### Assignment
Reproduction without pictures: print every entry precisely as written.

### Record extracts
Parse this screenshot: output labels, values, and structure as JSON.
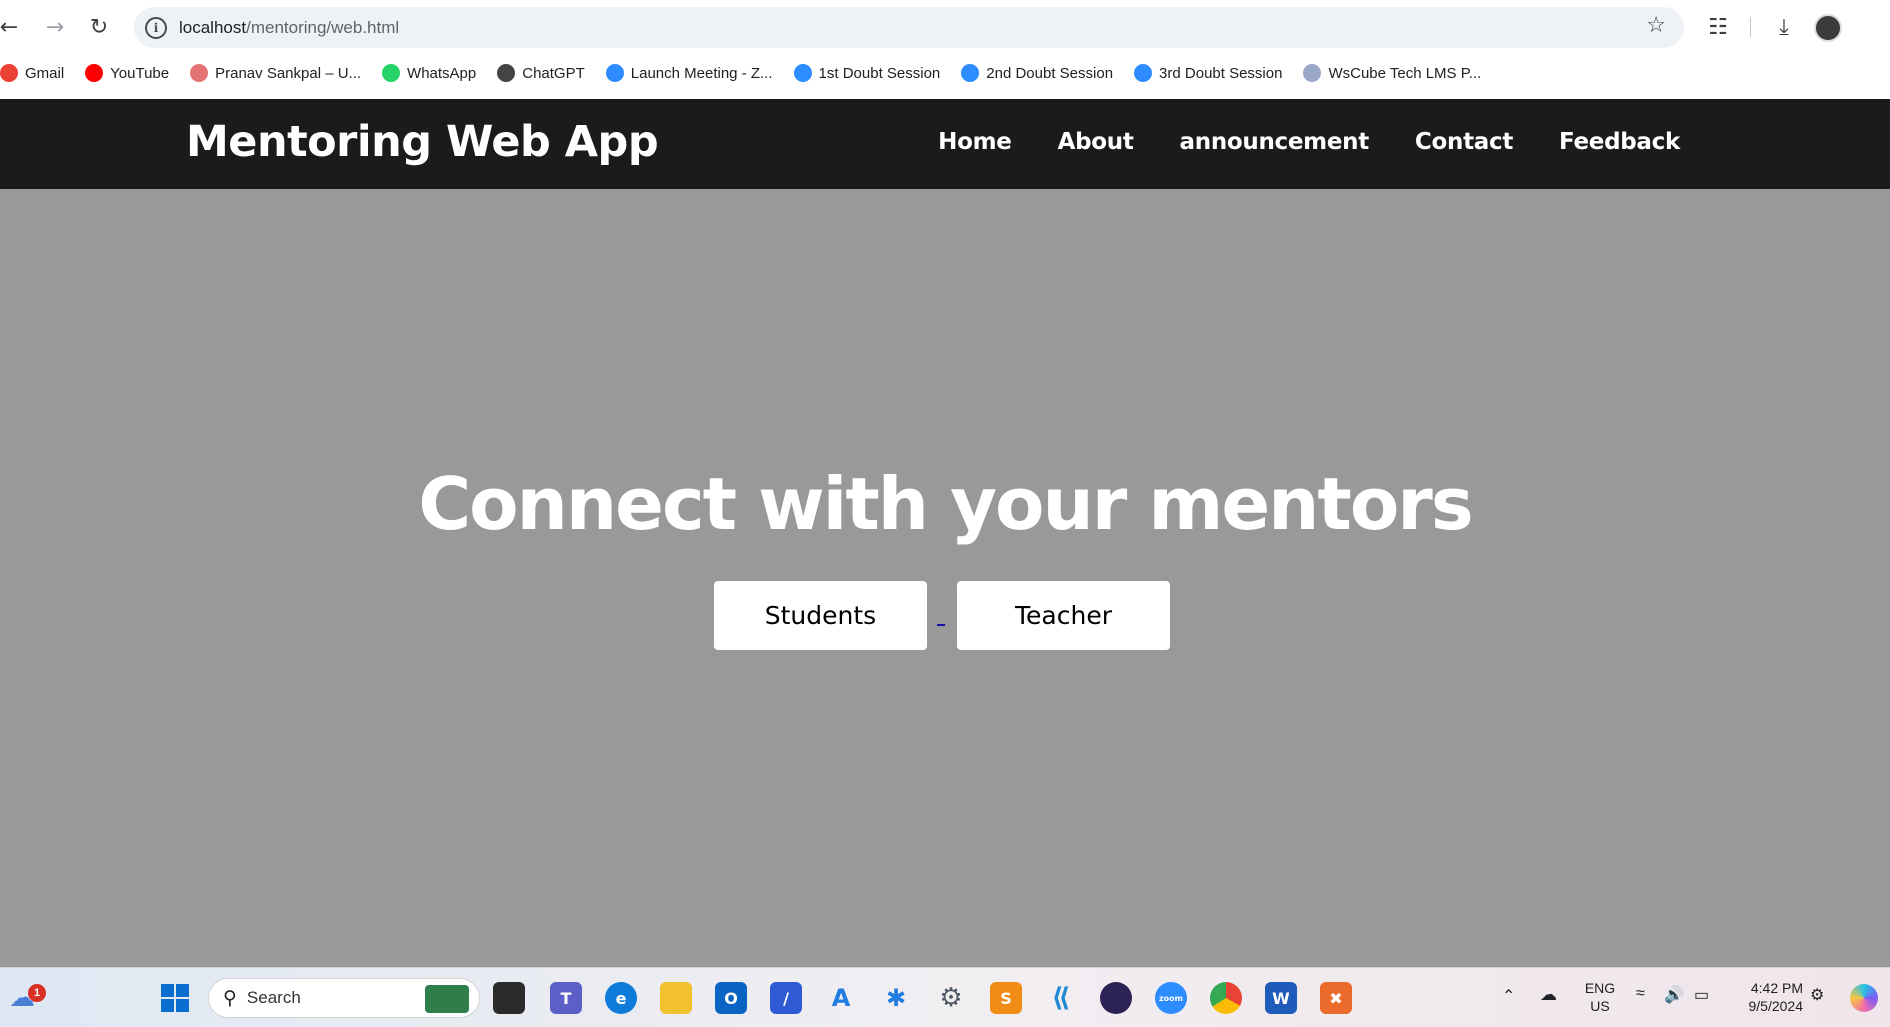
{
  "browser": {
    "url_host": "localhost",
    "url_path": "/mentoring/web.html",
    "bookmarks": [
      {
        "label": "Gmail",
        "icon": "gmail-icon",
        "color": "#ea4335"
      },
      {
        "label": "YouTube",
        "icon": "youtube-icon",
        "color": "#ff0000"
      },
      {
        "label": "Pranav Sankpal – U...",
        "icon": "bookmark-icon",
        "color": "#e57373"
      },
      {
        "label": "WhatsApp",
        "icon": "whatsapp-icon",
        "color": "#25d366"
      },
      {
        "label": "ChatGPT",
        "icon": "chatgpt-icon",
        "color": "#444444"
      },
      {
        "label": "Launch Meeting - Z...",
        "icon": "zoom-icon",
        "color": "#2d8cff"
      },
      {
        "label": "1st Doubt Session",
        "icon": "zoom-icon",
        "color": "#2d8cff"
      },
      {
        "label": "2nd Doubt Session",
        "icon": "zoom-icon",
        "color": "#2d8cff"
      },
      {
        "label": "3rd Doubt Session",
        "icon": "zoom-icon",
        "color": "#2d8cff"
      },
      {
        "label": "WsCube Tech LMS P...",
        "icon": "wscube-icon",
        "color": "#9aa7c7"
      }
    ]
  },
  "site": {
    "brand": "Mentoring Web App",
    "nav": [
      "Home",
      "About",
      "announcement",
      "Contact",
      "Feedback"
    ],
    "hero_title": "Connect with your mentors",
    "buttons": {
      "students": "Students",
      "teacher": "Teacher"
    }
  },
  "taskbar": {
    "search_label": "Search",
    "weather_badge": "1",
    "lang": "ENG",
    "region": "US",
    "time": "4:42 PM",
    "date": "9/5/2024"
  },
  "colors": {
    "header_bg": "#1b1b1b",
    "hero_bg": "#999999",
    "button_bg": "#ffffff"
  }
}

### Answer to this exercise
Parse this screenshot: output labels, values, and structure as JSON.
{
  "browser": {
    "url_host": "localhost",
    "url_path": "/mentoring/web.html",
    "bookmarks": [
      {
        "label": "Gmail",
        "icon": "gmail-icon",
        "color": "#ea4335"
      },
      {
        "label": "YouTube",
        "icon": "youtube-icon",
        "color": "#ff0000"
      },
      {
        "label": "Pranav Sankpal – U...",
        "icon": "bookmark-icon",
        "color": "#e57373"
      },
      {
        "label": "WhatsApp",
        "icon": "whatsapp-icon",
        "color": "#25d366"
      },
      {
        "label": "ChatGPT",
        "icon": "chatgpt-icon",
        "color": "#444444"
      },
      {
        "label": "Launch Meeting - Z...",
        "icon": "zoom-icon",
        "color": "#2d8cff"
      },
      {
        "label": "1st Doubt Session",
        "icon": "zoom-icon",
        "color": "#2d8cff"
      },
      {
        "label": "2nd Doubt Session",
        "icon": "zoom-icon",
        "color": "#2d8cff"
      },
      {
        "label": "3rd Doubt Session",
        "icon": "zoom-icon",
        "color": "#2d8cff"
      },
      {
        "label": "WsCube Tech LMS P...",
        "icon": "wscube-icon",
        "color": "#9aa7c7"
      }
    ]
  },
  "site": {
    "brand": "Mentoring Web App",
    "nav": [
      "Home",
      "About",
      "announcement",
      "Contact",
      "Feedback"
    ],
    "hero_title": "Connect with your mentors",
    "buttons": {
      "students": "Students",
      "teacher": "Teacher"
    }
  },
  "taskbar": {
    "search_label": "Search",
    "weather_badge": "1",
    "lang": "ENG",
    "region": "US",
    "time": "4:42 PM",
    "date": "9/5/2024"
  },
  "colors": {
    "header_bg": "#1b1b1b",
    "hero_bg": "#999999",
    "button_bg": "#ffffff"
  }
}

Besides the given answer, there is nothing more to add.